Page and application data records:
'''

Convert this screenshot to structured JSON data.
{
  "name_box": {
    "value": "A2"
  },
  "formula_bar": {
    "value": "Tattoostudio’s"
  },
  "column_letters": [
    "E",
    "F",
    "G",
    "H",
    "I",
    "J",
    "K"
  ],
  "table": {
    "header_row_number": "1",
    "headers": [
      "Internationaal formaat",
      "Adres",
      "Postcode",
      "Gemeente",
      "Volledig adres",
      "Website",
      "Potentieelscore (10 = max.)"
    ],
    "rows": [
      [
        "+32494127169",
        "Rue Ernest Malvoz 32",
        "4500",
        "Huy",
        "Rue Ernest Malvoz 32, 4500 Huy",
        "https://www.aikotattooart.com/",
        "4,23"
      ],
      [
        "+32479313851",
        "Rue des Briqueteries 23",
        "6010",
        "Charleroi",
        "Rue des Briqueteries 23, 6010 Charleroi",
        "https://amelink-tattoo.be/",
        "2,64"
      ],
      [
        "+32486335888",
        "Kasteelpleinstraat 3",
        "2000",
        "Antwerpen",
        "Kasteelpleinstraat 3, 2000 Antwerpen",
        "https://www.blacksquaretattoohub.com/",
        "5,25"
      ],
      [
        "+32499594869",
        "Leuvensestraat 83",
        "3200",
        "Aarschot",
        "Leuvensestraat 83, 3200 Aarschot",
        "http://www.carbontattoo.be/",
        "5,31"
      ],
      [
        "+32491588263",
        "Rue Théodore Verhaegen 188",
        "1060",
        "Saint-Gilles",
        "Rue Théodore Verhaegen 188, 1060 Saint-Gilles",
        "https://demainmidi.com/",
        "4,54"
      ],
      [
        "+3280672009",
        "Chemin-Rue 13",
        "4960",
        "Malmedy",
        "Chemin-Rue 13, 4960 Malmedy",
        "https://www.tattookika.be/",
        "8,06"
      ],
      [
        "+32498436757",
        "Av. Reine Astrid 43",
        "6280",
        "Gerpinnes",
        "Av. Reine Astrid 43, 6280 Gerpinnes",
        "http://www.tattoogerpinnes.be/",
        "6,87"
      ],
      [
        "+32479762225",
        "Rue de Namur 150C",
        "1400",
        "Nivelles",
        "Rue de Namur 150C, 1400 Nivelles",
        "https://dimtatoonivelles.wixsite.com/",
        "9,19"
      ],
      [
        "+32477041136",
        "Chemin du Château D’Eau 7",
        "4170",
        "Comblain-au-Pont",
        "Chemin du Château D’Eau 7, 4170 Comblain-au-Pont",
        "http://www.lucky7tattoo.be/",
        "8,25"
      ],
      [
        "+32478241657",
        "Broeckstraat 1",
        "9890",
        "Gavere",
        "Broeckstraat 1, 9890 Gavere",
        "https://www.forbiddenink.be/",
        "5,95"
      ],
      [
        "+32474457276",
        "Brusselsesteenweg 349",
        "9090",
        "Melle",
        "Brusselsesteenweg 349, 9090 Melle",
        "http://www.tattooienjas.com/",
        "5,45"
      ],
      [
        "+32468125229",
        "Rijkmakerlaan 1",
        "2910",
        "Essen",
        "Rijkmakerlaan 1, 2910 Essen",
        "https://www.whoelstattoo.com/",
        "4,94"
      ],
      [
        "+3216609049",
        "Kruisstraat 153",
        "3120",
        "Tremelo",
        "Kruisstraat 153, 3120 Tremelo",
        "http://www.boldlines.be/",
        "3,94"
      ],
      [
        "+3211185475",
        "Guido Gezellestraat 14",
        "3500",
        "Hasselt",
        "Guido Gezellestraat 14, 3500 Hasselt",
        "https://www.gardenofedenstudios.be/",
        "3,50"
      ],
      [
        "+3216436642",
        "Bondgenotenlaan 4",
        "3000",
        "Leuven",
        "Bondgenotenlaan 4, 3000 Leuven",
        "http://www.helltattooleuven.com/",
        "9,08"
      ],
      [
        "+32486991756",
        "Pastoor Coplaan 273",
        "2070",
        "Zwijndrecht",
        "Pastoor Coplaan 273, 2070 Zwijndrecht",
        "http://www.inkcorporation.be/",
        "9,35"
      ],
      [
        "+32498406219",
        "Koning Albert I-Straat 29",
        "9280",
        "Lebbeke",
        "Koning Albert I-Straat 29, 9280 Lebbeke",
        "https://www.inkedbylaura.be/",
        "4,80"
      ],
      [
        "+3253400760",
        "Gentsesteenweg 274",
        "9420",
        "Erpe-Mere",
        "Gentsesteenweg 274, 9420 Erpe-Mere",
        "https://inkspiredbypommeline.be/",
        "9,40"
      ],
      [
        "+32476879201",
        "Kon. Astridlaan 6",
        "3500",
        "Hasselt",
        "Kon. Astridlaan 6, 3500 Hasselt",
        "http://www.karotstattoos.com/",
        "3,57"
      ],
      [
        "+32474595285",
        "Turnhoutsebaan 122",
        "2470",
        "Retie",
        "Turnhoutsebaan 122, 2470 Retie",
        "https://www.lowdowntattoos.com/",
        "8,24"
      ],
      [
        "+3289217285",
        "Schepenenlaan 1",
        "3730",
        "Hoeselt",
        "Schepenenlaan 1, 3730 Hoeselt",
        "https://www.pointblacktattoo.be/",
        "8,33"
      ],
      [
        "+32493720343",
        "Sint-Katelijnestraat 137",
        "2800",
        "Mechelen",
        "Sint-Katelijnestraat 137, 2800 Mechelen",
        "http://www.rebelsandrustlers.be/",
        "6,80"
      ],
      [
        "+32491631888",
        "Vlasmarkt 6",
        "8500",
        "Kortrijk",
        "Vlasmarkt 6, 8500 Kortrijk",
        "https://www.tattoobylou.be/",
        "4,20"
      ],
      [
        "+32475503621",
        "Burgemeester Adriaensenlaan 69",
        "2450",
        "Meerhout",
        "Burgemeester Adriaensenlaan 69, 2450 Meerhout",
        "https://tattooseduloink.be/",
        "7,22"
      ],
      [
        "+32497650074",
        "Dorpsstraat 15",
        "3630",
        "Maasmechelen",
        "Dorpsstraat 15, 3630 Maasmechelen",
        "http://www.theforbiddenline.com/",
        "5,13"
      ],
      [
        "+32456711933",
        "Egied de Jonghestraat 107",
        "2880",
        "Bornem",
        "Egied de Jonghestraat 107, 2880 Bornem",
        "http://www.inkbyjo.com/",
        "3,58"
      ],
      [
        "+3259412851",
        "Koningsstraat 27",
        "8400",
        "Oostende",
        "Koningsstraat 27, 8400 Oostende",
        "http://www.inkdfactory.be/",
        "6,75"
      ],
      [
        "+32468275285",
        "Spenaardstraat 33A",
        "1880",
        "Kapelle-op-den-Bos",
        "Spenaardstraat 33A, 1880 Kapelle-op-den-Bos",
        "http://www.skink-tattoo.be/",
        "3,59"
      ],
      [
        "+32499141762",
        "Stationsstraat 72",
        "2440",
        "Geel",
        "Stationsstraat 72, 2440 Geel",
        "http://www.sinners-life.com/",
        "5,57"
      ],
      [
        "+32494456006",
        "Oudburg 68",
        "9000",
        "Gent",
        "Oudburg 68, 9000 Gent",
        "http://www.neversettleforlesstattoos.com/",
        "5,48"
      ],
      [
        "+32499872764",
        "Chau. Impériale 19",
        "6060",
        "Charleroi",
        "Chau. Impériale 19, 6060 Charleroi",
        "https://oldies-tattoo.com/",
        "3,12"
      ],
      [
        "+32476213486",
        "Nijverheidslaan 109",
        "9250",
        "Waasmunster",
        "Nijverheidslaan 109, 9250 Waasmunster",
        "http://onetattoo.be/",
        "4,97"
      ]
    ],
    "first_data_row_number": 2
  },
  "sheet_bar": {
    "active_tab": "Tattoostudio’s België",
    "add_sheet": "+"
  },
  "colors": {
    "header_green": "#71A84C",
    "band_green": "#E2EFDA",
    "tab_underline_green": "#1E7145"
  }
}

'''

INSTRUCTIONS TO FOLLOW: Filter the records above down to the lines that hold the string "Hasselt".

SOLUTION FOR THIS EXERCISE:
        "Hasselt",
        "Guido Gezellestraat 14, 3500 Hasselt",
        "Hasselt",
        "Kon. Astridlaan 6, 3500 Hasselt",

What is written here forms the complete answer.